On the Court with Jennifer Capriati.

New Wave. Lerner/Millbrook. Individual books, 48p., $23.93; paper, $6.95.

Gr. 4–7. Well-written and full of color photographs and sidebars, these books give the young reader everything he or she would want to know about the players, even their favorite TV shows, sports, snacks, and hobbies. Quotes from coaches, teammates, and the players themselves open each chapter. Women featured in these eponymously named titles include
Chamique Holdsclaw and
Jackie Stiles (basketball),
Se Ri Pak (golf),
Mia Hamm (soccer),
Venus and Serena Williams (tennis), and
Marion Jones (track and field).

Positively for Kids Athletes. Positively for Kids. Individual books, 40–48p., $15.95.

Gr. 4–7. Told in the first person, these stories stress a positive message as athletes recount their childhood years and how they became champions. Women featured in these books include Sue Bird and Sheryl Swoopes (basketball), Kristi Yamaguchi (figure skating), Kerri Strug (gymnastics), and Bonnie Blair (speed skating).

Sports Achievers. Lerner. Individual books, 64p., $22.60; paper, $5.95.

Gr. 4–9. Each book showcases an athlete, describes how she got into her sport, and features you-are-there descriptions of crucial events and personal bests. Women featured in this series include Julie Foudy (soccer), Jackie Joyner-Kersee (track and field), and Venus and Serena Williams (tennis).

Women of Sports. Lerner. Individual books, 64p., $25.26; paper, $7.95.

Gr. 4–8. These books each focus on a particular sport, and cover eight of the sport’s female stars. Personal information, quotes, and color photographs of the athletes add interest. Titles include
The Best of the Best in Basketball,
The Best of the Best in Figure Skating, and
The Best of the Best in Soccer, among others.

Listed below are articles from past issues of
Book Links about women’s history.

• “Jean Fritz’s
You Want Women to Vote, Lizzie Stanton?” July 1996, p.47

• “Dynamic Older Women,” May 1997, p.34

• “Women on the Job,” September 1997, p.61

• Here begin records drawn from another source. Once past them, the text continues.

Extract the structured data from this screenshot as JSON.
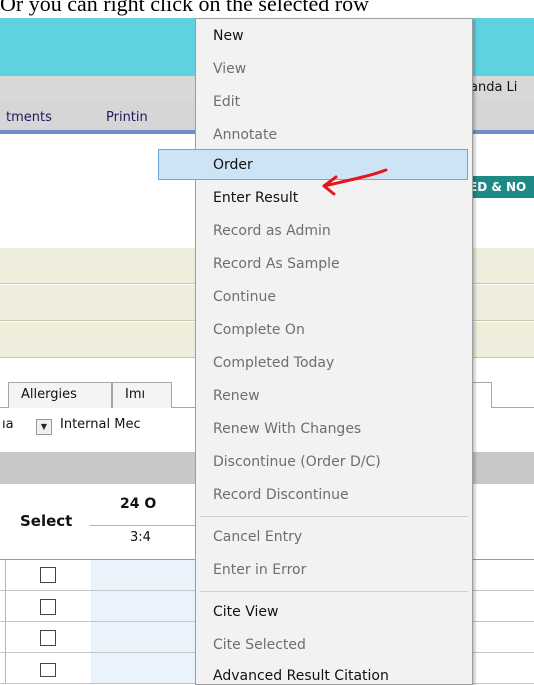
{
  "caption": "Or you can right click on the selected row",
  "app": {
    "user_name_partial": "anda Li",
    "nav_tabs": [
      "tments",
      "Printin"
    ],
    "status_badge": "ED & NO",
    "sub_tabs": [
      "Allergies",
      "Imı"
    ],
    "filter": {
      "left_text": "ıa",
      "dropdown_icon": "triangle-down-icon",
      "main_text": "Internal Mec"
    },
    "grid": {
      "select_header": "Select",
      "date_header": "24 O",
      "time_header": "3:4",
      "rows": [
        {
          "checked": false
        },
        {
          "checked": false
        },
        {
          "checked": false
        },
        {
          "checked": false
        }
      ]
    }
  },
  "context_menu": {
    "items": [
      {
        "label": "New",
        "enabled": true
      },
      {
        "label": "View",
        "enabled": false
      },
      {
        "label": "Edit",
        "enabled": false
      },
      {
        "label": "Annotate",
        "enabled": false
      },
      {
        "label": "Order",
        "enabled": true,
        "highlighted": true
      },
      {
        "label": "Enter Result",
        "enabled": true
      },
      {
        "label": "Record as Admin",
        "enabled": false
      },
      {
        "label": "Record As Sample",
        "enabled": false
      },
      {
        "label": "Continue",
        "enabled": false
      },
      {
        "label": "Complete On",
        "enabled": false
      },
      {
        "label": "Completed Today",
        "enabled": false
      },
      {
        "label": "Renew",
        "enabled": false
      },
      {
        "label": "Renew With Changes",
        "enabled": false
      },
      {
        "label": "Discontinue (Order D/C)",
        "enabled": false
      },
      {
        "label": "Record Discontinue",
        "enabled": false
      },
      {
        "label": "Cancel Entry",
        "enabled": false
      },
      {
        "label": "Enter in Error",
        "enabled": false
      },
      {
        "label": "Cite View",
        "enabled": true
      },
      {
        "label": "Cite Selected",
        "enabled": false
      },
      {
        "label": "Advanced Result Citation",
        "enabled": true
      }
    ]
  },
  "annotation": {
    "type": "red-arrow",
    "color": "#e8141b"
  },
  "colors": {
    "banner": "#5fd2e0",
    "menu_highlight": "#cde4f7",
    "status_badge": "#1e8a86",
    "grid_cell": "#eaf3fb"
  }
}
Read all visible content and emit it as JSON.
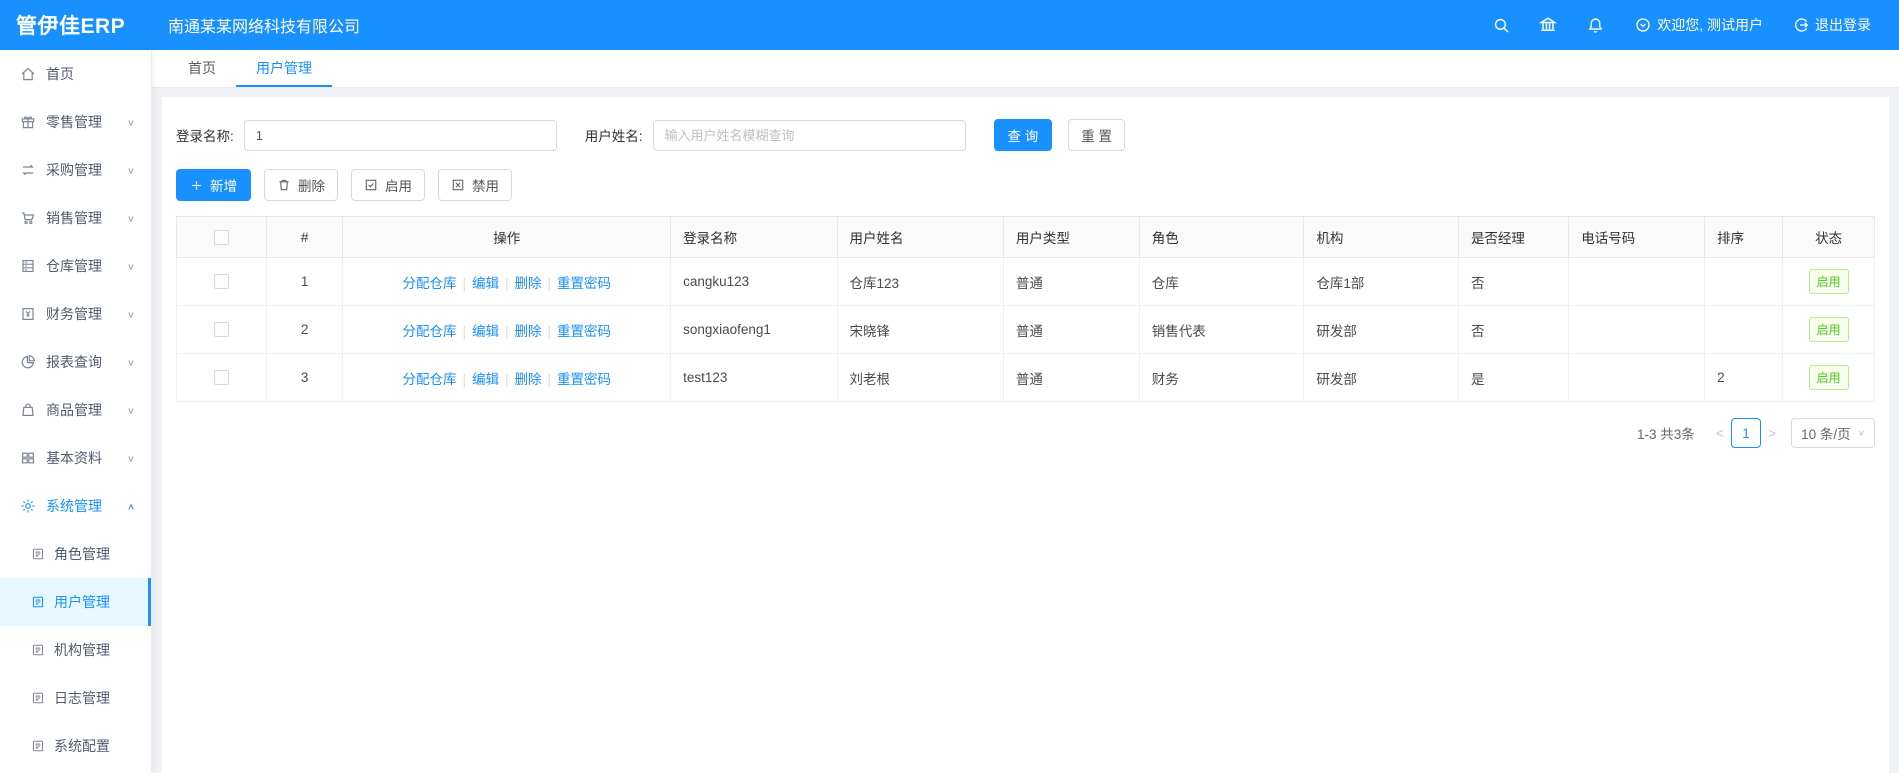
{
  "header": {
    "logo": "管伊佳ERP",
    "company": "南通某某网络科技有限公司",
    "welcome": "欢迎您, 测试用户",
    "logout": "退出登录"
  },
  "sidebar": {
    "items": [
      {
        "label": "首页"
      },
      {
        "label": "零售管理"
      },
      {
        "label": "采购管理"
      },
      {
        "label": "销售管理"
      },
      {
        "label": "仓库管理"
      },
      {
        "label": "财务管理"
      },
      {
        "label": "报表查询"
      },
      {
        "label": "商品管理"
      },
      {
        "label": "基本资料"
      },
      {
        "label": "系统管理"
      }
    ],
    "subitems": [
      {
        "label": "角色管理"
      },
      {
        "label": "用户管理"
      },
      {
        "label": "机构管理"
      },
      {
        "label": "日志管理"
      },
      {
        "label": "系统配置"
      }
    ]
  },
  "tabs": [
    {
      "label": "首页"
    },
    {
      "label": "用户管理"
    }
  ],
  "filter": {
    "login_label": "登录名称:",
    "login_value": "1",
    "name_label": "用户姓名:",
    "name_placeholder": "输入用户姓名模糊查询",
    "search_label": "查 询",
    "reset_label": "重 置"
  },
  "toolbar": {
    "add_label": "新增",
    "delete_label": "删除",
    "enable_label": "启用",
    "disable_label": "禁用"
  },
  "table": {
    "headers": [
      "#",
      "操作",
      "登录名称",
      "用户姓名",
      "用户类型",
      "角色",
      "机构",
      "是否经理",
      "电话号码",
      "排序",
      "状态"
    ],
    "actions": [
      "分配仓库",
      "编辑",
      "删除",
      "重置密码"
    ],
    "rows": [
      {
        "index": "1",
        "login": "cangku123",
        "name": "仓库123",
        "type": "普通",
        "role": "仓库",
        "org": "仓库1部",
        "manager": "否",
        "phone": "",
        "sort": "",
        "status": "启用"
      },
      {
        "index": "2",
        "login": "songxiaofeng1",
        "name": "宋晓锋",
        "type": "普通",
        "role": "销售代表",
        "org": "研发部",
        "manager": "否",
        "phone": "",
        "sort": "",
        "status": "启用"
      },
      {
        "index": "3",
        "login": "test123",
        "name": "刘老根",
        "type": "普通",
        "role": "财务",
        "org": "研发部",
        "manager": "是",
        "phone": "",
        "sort": "2",
        "status": "启用"
      }
    ]
  },
  "pagination": {
    "total": "1-3 共3条",
    "prev": "<",
    "page": "1",
    "next": ">",
    "page_size": "10 条/页"
  },
  "colors": {
    "primary": "#1890ff",
    "success": "#52c41a",
    "active_menu_bg": "#e6f7ff",
    "badge_border": "#b7eb8f",
    "body_bg": "#f0f2f5"
  }
}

• “Exploring the Gaps in History,” August/September 2000, p.16

• “Remarkable Women,” February/March 2001, p.47

• “Women’s History in Slices,” February/March 2002, p.51

• “
Camerawomen,” February/March 2003, p.29

Mary Northrup is a reference librarian at Maple Woods Community College in Kansas City, Missouri, and a freelance writer of books and articles for children, teachers, librarians, and writers.